Pharmacological management is often necessary to manage symptoms of a mental health disorder, and these medications will need to be carefully supervised and controlled when a history of substance abuse is also present. Certain types of drugs (those that are habit-forming) may need to be replaced with those with less potential for abuse and diversion.
When someone suffers from significant drug dependence, a medical detox program may be the first stage of a treatment program after the detailed evaluation. Some drugs, such as opioids and benzodiazepines (and also alcohol), should never be stopped suddenly as severe withdrawal side effects can occur. Instead, medical detox programs can help to safely taper these substances out of the body, often with the help of other medications.
Moods are drastically affected by drug withdrawal, and when a mental health disorder is also diagnosed, detox will need to be closely monitored and managed through a specialized around-the-clock program to manage the side effects. Holistic measures, such as balanced nutritional plans, massage therapy, yoga, chiropractic care, mindfulness meditation, and more, can be helpful adjunctive therapies to promote healing during treatment and detox as well.

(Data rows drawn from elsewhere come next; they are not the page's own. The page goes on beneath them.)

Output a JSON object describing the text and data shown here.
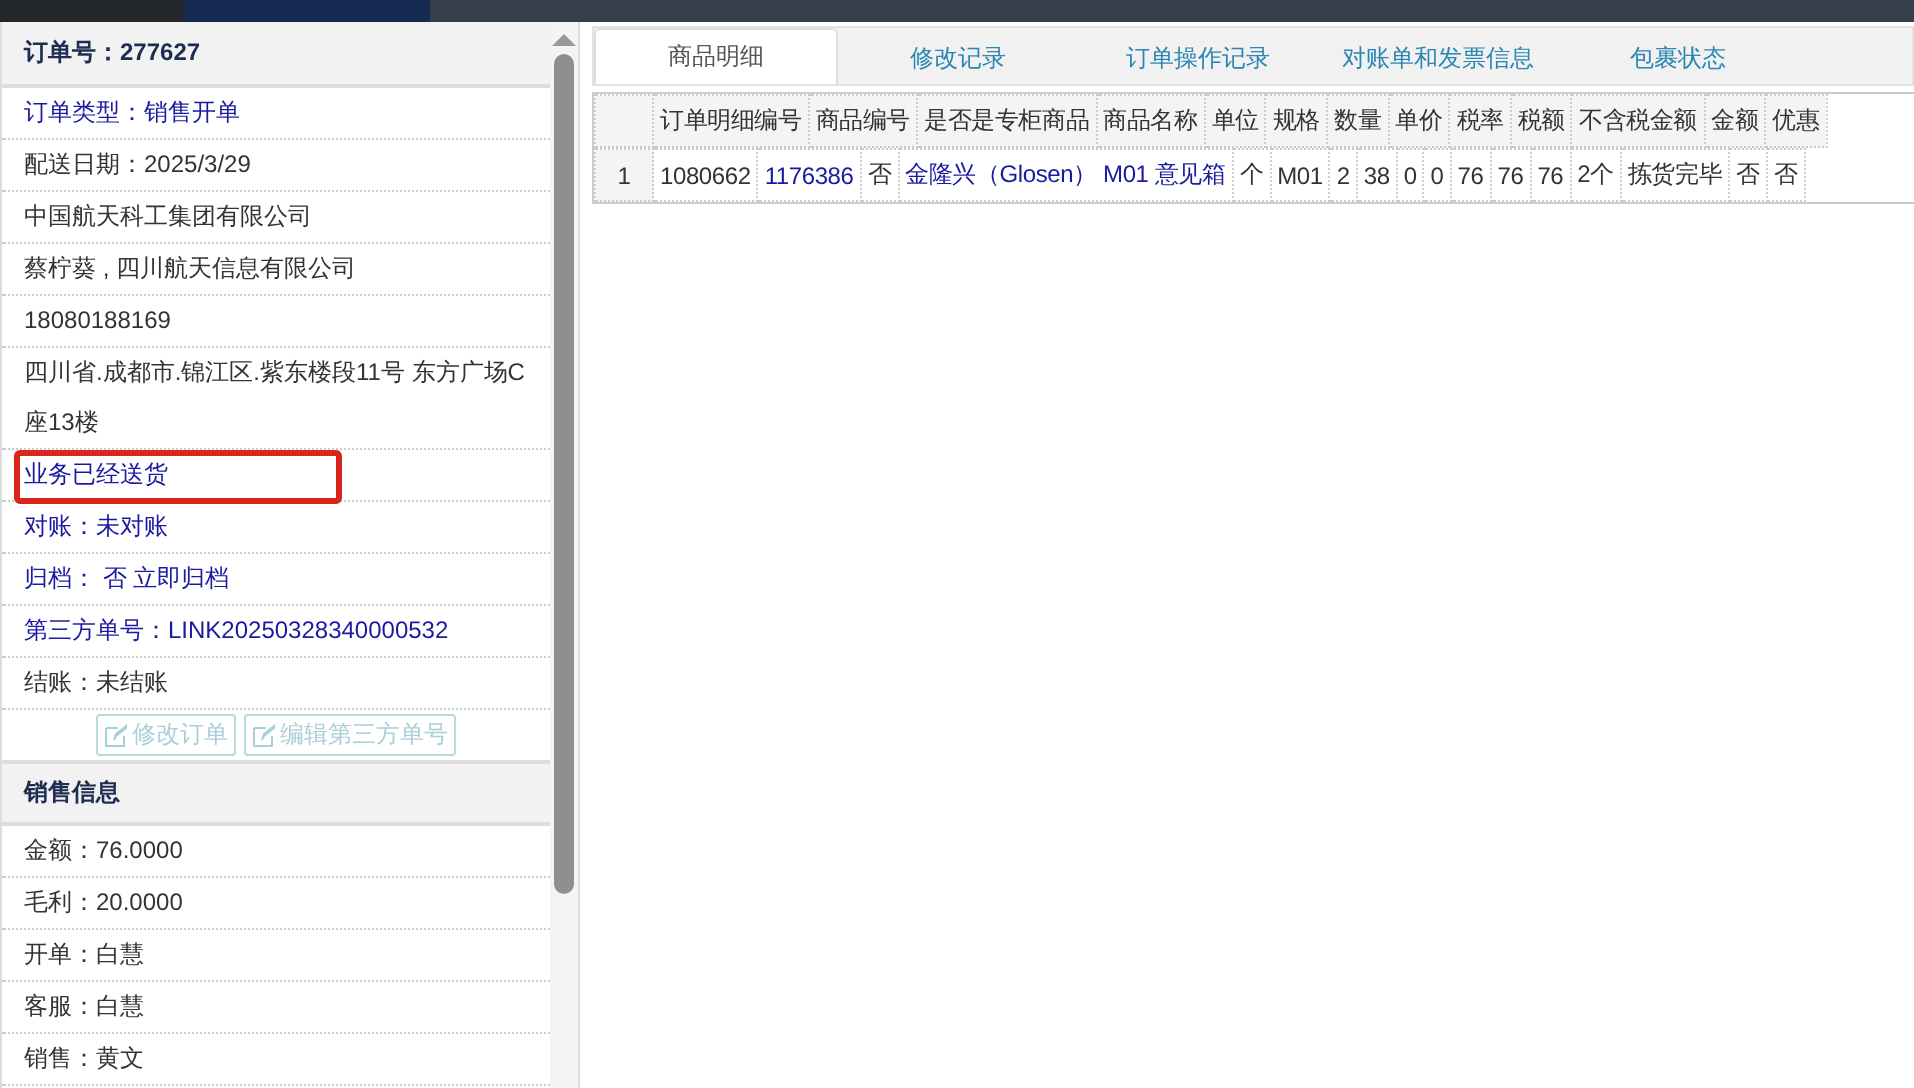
{
  "order_panel": {
    "title": "订单号：277627",
    "rows": [
      {
        "text": "订单类型：销售开单",
        "kind": "link",
        "highlighted": false
      },
      {
        "text": "配送日期：2025/3/29",
        "kind": "text",
        "highlighted": false
      },
      {
        "text": "中国航天科工集团有限公司",
        "kind": "text",
        "highlighted": false
      },
      {
        "text": "蔡柠葵 , 四川航天信息有限公司",
        "kind": "text",
        "highlighted": false
      },
      {
        "text": "18080188169",
        "kind": "text",
        "highlighted": false
      },
      {
        "text": "四川省.成都市.锦江区.紫东楼段11号 东方广场C座13楼",
        "kind": "text",
        "highlighted": false
      },
      {
        "text": "业务已经送货",
        "kind": "link",
        "highlighted": true
      },
      {
        "text": "对账：未对账",
        "kind": "link",
        "highlighted": false
      },
      {
        "text": "归档： 否 立即归档",
        "kind": "link",
        "highlighted": false
      },
      {
        "text": "第三方单号：LINK20250328340000532",
        "kind": "link",
        "highlighted": false
      },
      {
        "text": "结账：未结账",
        "kind": "text",
        "highlighted": false
      }
    ],
    "buttons": [
      {
        "label": "修改订单",
        "disabled": true
      },
      {
        "label": "编辑第三方单号",
        "disabled": true
      }
    ]
  },
  "sales_panel": {
    "title": "销售信息",
    "rows": [
      "金额：76.0000",
      "毛利：20.0000",
      "开单：白慧",
      "客服：白慧",
      "销售：黄文"
    ]
  },
  "tabs": [
    {
      "label": "商品明细",
      "selected": true
    },
    {
      "label": "修改记录",
      "selected": false
    },
    {
      "label": "订单操作记录",
      "selected": false
    },
    {
      "label": "对账单和发票信息",
      "selected": false
    },
    {
      "label": "包裹状态",
      "selected": false
    }
  ],
  "table": {
    "header_strip": [
      "订单明细编号",
      "商品编号",
      "是否是专柜商品",
      "商品名称",
      "单位",
      "规格",
      "数量",
      "单价",
      "税率",
      "税额",
      "不含税金额",
      "金额",
      "优惠"
    ],
    "item_strips": [
      {
        "number": "1",
        "cells": [
          {
            "text": "1080662",
            "kind": "text"
          },
          {
            "text": "1176386",
            "kind": "link"
          },
          {
            "text": "否",
            "kind": "text"
          },
          {
            "text": "金隆兴（Glosen） M01 意见箱",
            "kind": "link"
          },
          {
            "text": "个",
            "kind": "text"
          },
          {
            "text": "M01",
            "kind": "text"
          },
          {
            "text": "2",
            "kind": "text"
          },
          {
            "text": "38",
            "kind": "text"
          },
          {
            "text": "0",
            "kind": "text"
          },
          {
            "text": "0",
            "kind": "text"
          },
          {
            "text": "76",
            "kind": "text"
          },
          {
            "text": "76",
            "kind": "text"
          },
          {
            "text": "76",
            "kind": "text"
          },
          {
            "text": "2个",
            "kind": "text"
          },
          {
            "text": "拣货完毕",
            "kind": "text"
          },
          {
            "text": "否",
            "kind": "text"
          },
          {
            "text": "否",
            "kind": "text"
          }
        ]
      }
    ]
  }
}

Treatment for co-occurring disorders is individual, and no two plans will be exactly the same. That being said, most will include group and individual therapy. Contingency Management (CM), Cognitive Behavioral Therapy (CBT), Motivational Interviewing (MI), and relapse prevention programs are commonly used to treat co-occurring disorders as part of an integrated care plan, Psychology Today reports. CM offers small incentives and rewards for clean drug tests and the achievement of attainable goals while MI is a non-confrontational approach that helps individuals find the motivation within themselves to want to make positive changes. CBT addresses negative thinking patterns and works to help people develop new and healthier coping strategies and mechanisms for managing stressors and behaving in more positive ways. Learning how to deal with possible triggers, cravings, and stress are important aspects of relapse prevention programs that can provide tools a person can use to promote and sustain their recovery. Family involvement and peer support groups can help with this as well.
The main goal of treatment for co-occurring disorders is to help individuals lead healthy, meaningful, and productive lives. A complete treatment program will assist people in developing new and useful life skills, help them to form better communication and stress management tools, and provide support, encouragement, and hope. Treatment consultants can help families and loved ones to find a program that will be a good fit for a lasting recovery.